Internship Q&A with fermentation science major Ryan Pearce

Ryan Pearce smiles with his arms folded

Ryan Pearce is currently a junior studying Fermentation Science and Technology in the Department of Food Science and Human Nutrition at Colorado State University. Pearce applied and received an internship this summer with Life’s a Buch Kombucha Company.

Where are you from?

A suburb of Chicago, Illinois.

What is your graduation year?

My plan is to graduate in 2023.

What attracted you to CSU?

Fermentation Science is a rare major and usually pretty small and obscure. I feel like CSU puts the program front and center. Getting to see the student run Ramskeller brewery and the facilities in the Gifford Building made a huge difference. There was an emphasis placed on my major that I hadn’t seen from other universities and that really made the decision for me.

Why did you choose to study your major?

Fermentation, as a field of study, perfectly combines art and science. Sometimes fermentation feels like a culinary art and sometimes it feels like chemistry. You have to be able to embrace both sides to be successful and I think that’s really interesting.

So far, what has been your favorite experience at CSU?

It isn’t really a specific moment, but it has to be the walk to campus. Such a beautiful view of the range, and it always makes the day a little better.

What has been your favorite part about your major?

Getting to meet other people with the same interest. Almost all of us have fermented at home as a hobby before coming to CSU so it’s amazing to share those experiences.

How/why did you apply for your internship? Ryan's Internship

Fort Collins is filled with experienced breweries, kombucha companies and fermented food producers.

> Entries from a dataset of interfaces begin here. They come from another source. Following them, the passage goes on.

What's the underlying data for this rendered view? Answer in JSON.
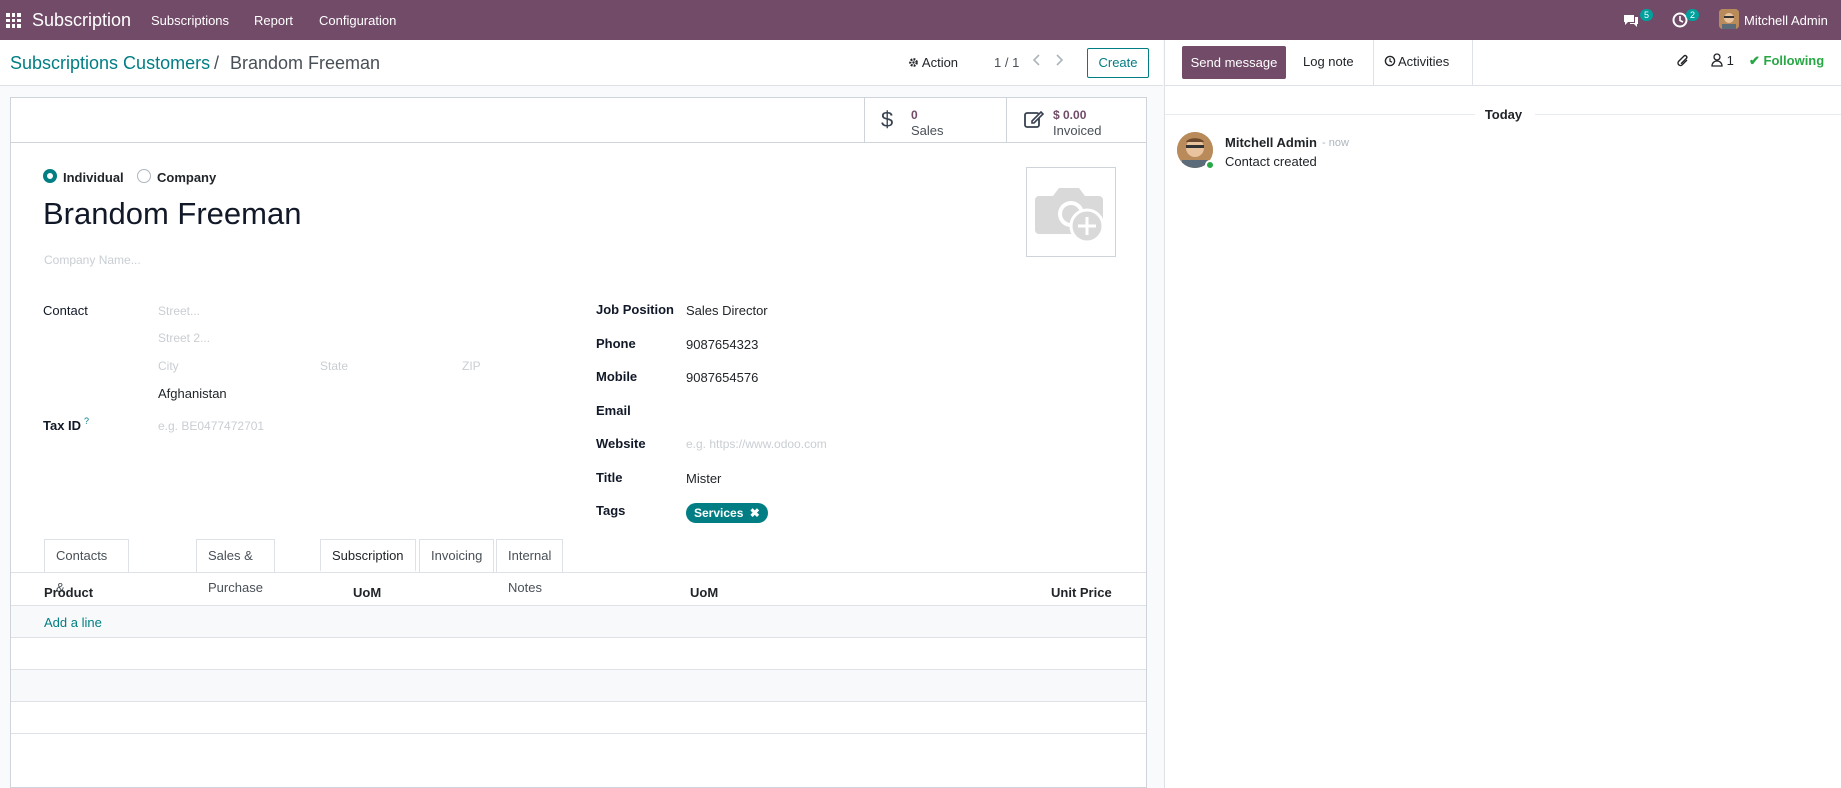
{
  "navbar": {
    "brand": "Subscription",
    "menus": [
      "Subscriptions",
      "Report",
      "Configuration"
    ],
    "messages_count": "5",
    "activities_count": "2",
    "user": "Mitchell Admin"
  },
  "breadcrumb": {
    "parent": "Subscriptions Customers",
    "separator": "/",
    "current": "Brandom Freeman"
  },
  "control": {
    "action_label": "Action",
    "pager": "1 / 1",
    "create_label": "Create"
  },
  "stats": {
    "sales_value": "0",
    "sales_label": "Sales",
    "invoiced_value": "$ 0.00",
    "invoiced_label": "Invoiced"
  },
  "form": {
    "type_individual": "Individual",
    "type_company": "Company",
    "name": "Brandom Freeman",
    "company_placeholder": "Company Name...",
    "contact_label": "Contact",
    "street_placeholder": "Street...",
    "street2_placeholder": "Street 2...",
    "city_placeholder": "City",
    "state_placeholder": "State",
    "zip_placeholder": "ZIP",
    "country": "Afghanistan",
    "taxid_label": "Tax ID",
    "taxid_help": "?",
    "taxid_placeholder": "e.g. BE0477472701",
    "job_label": "Job Position",
    "job_value": "Sales Director",
    "phone_label": "Phone",
    "phone_value": "9087654323",
    "mobile_label": "Mobile",
    "mobile_value": "9087654576",
    "email_label": "Email",
    "website_label": "Website",
    "website_placeholder": "e.g. https://www.odoo.com",
    "title_label": "Title",
    "title_value": "Mister",
    "tags_label": "Tags",
    "tag": "Services"
  },
  "tabs": [
    "Contacts & Addresses",
    "Sales & Purchase",
    "Subscription",
    "Invoicing",
    "Internal Notes"
  ],
  "table": {
    "headers": [
      "Product",
      "UoM",
      "UoM",
      "Unit Price"
    ],
    "add_line": "Add a line"
  },
  "chatter": {
    "send_message": "Send message",
    "log_note": "Log note",
    "activities": "Activities",
    "followers_count": "1",
    "following": "Following",
    "day": "Today",
    "author": "Mitchell Admin",
    "time": "- now",
    "message": "Contact created"
  },
  "colors": {
    "brand": "#714b67",
    "accent": "#017e84",
    "following": "#28a745"
  }
}
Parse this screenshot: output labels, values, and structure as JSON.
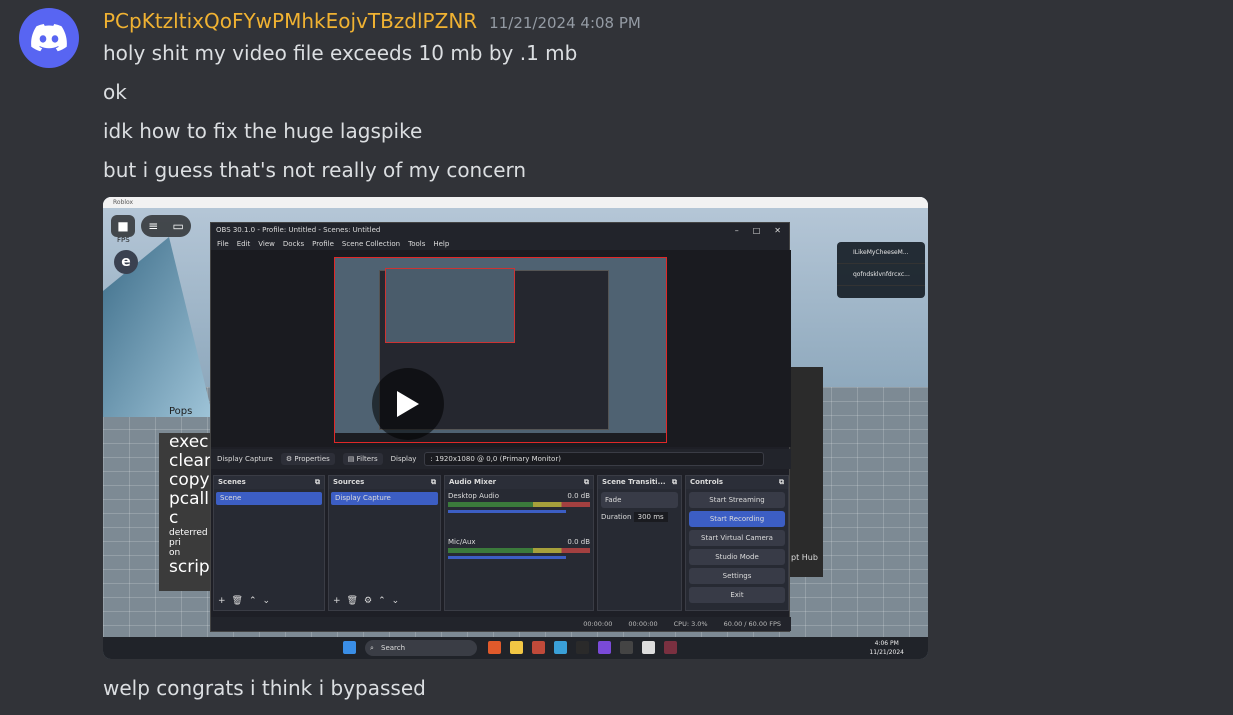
{
  "message": {
    "username": "PCpKtzltixQoFYwPMhkEojvTBzdlPZNR",
    "timestamp": "11/21/2024 4:08 PM",
    "lines": [
      "holy shit my video file exceeds 10 mb by .1 mb",
      "ok",
      "idk how to fix the huge lagspike",
      "but i guess that's not really of my concern"
    ],
    "after_video": "welp congrats i think i bypassed"
  },
  "video": {
    "roblox": {
      "window_title": "Roblox",
      "fps_label": "FPS",
      "pops_label": "Pops",
      "exec_panel": [
        "exec",
        "clear",
        "copy",
        "pcall: c",
        "deterred pri",
        "on",
        "script"
      ],
      "notifications": [
        "ILikeMyCheeseM...",
        "qofndsklvnfdrcxc..."
      ],
      "hub_label": "pt Hub"
    },
    "obs": {
      "title": "OBS 30.1.0 - Profile: Untitled - Scenes: Untitled",
      "menu": [
        "File",
        "Edit",
        "View",
        "Docks",
        "Profile",
        "Scene Collection",
        "Tools",
        "Help"
      ],
      "source_bar": {
        "source": "Display Capture",
        "properties": "Properties",
        "filters": "Filters",
        "display_label": "Display",
        "display_value": ": 1920x1080 @ 0,0 (Primary Monitor)"
      },
      "docks": {
        "scenes": {
          "title": "Scenes",
          "item": "Scene"
        },
        "sources": {
          "title": "Sources",
          "item": "Display Capture"
        },
        "mixer": {
          "title": "Audio Mixer",
          "channels": [
            {
              "name": "Desktop Audio",
              "db": "0.0 dB"
            },
            {
              "name": "Mic/Aux",
              "db": "0.0 dB"
            }
          ]
        },
        "transitions": {
          "title": "Scene Transiti...",
          "type": "Fade",
          "duration_label": "Duration",
          "duration_value": "300 ms"
        },
        "controls": {
          "title": "Controls",
          "buttons": [
            "Start Streaming",
            "Start Recording",
            "Start Virtual Camera",
            "Studio Mode",
            "Settings",
            "Exit"
          ]
        }
      },
      "status": {
        "stream_time": "00:00:00",
        "rec_time": "00:00:00",
        "cpu": "CPU: 3.0%",
        "fps": "60.00 / 60.00 FPS"
      }
    },
    "taskbar": {
      "search_placeholder": "Search",
      "time": "4:06 PM",
      "date": "11/21/2024"
    }
  },
  "colors": {
    "background": "#313338",
    "username": "#f0b232",
    "timestamp": "#949ba4",
    "text": "#dbdee1",
    "blurple": "#5865f2",
    "obs_accent": "#3c5ec4"
  },
  "icons": [
    "discord-icon",
    "play-icon",
    "gear-icon",
    "windows-icon",
    "search-icon"
  ]
}
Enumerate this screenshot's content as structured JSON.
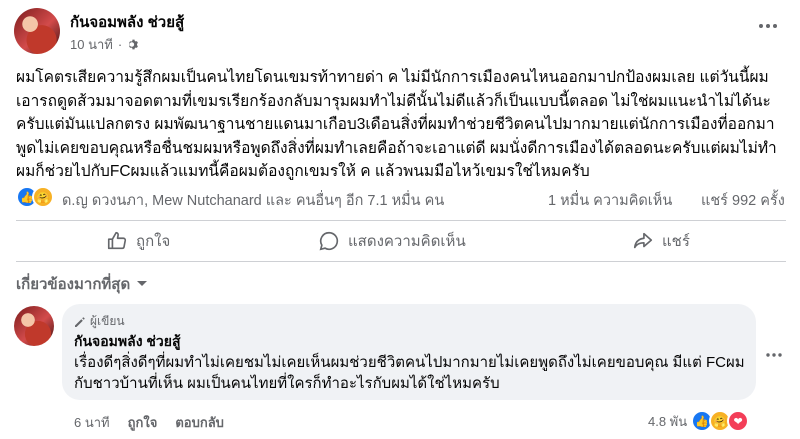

An internship is a great opportunity to learn from these businesses in a very active and hands-on way. I applied to the internship for Life’s a Buch Kombucha Company because I saw the chance to learn from professional brewers in the field.

What does an average day at your internship look like?

We start the day by running a few analytical tests, taste testing the kombucha and having a discussion. The goal is to ensure that the product tastes how it should and is safe to consume. This is a perfect example of how the science and art of fermentation are intertwined. I need to be able to understand the concepts behind pH and brix measurements to conduct those analytics. But I also need to have a developed palate and experience to be able to properly evaluate flavor. We are constantly changing the addition of fruit and spices to adapt how our kombucha tastes. That aspect of production relies on more gut decisions or touch and feel then specific measurements. I need to be able to embrace both of those elements to do my job. The rest of the day varies based on our schedules but generally we will conduct the rest of the tasks necessary to produce kombucha. This includes brewing, transferring, flavoring, bottling, and packaging. We have a small team, so I get experience with every single one of these steps.

What is the biggest lesson that you will take home from this experience?

RyanLearning about the whole process. I have fermented kombucha at home, but I really didn’t know anything about turning it into a commercial product. All of the steps involved and the concepts behind those steps are really fascinating. I absorbed all of it and will certainly apply that knowledge in the future.

What’s next? What do you hope to accomplish in the coming school year?

My junior year begins with a lot of in-depth degree specific classes. My goal for this semester is to delve into school and get as much as I can out of these classes. The hands-on experience I have gained is invaluable, but so is the insight I can gain from these courses.

What do you hope to accomplish in your career?

The fermented food and beverage industry has a lot of room to expand. I hope to work for a company that pushes fermentation into areas it has never gone before. There is a lot of unexplored territory, and a lot of products that most people have never heard of that could be huge successes. To be an instrumental part of that expansion would be a clear goal for me.

What advice do you have for incoming freshmen in your major?

Every aspect of this program can turn into a career. A lot of people enter a major with a specific job in mind, but a degree can teach you to do so many things. Start looking at job postings from day one, apply to internships and try anything even remotely related to the field. The search for a career that you love should start now to make sure you are prepared for the future.

The Department of Food Science and Human Nutrition is part of CSU’s College of Health and Human Sciences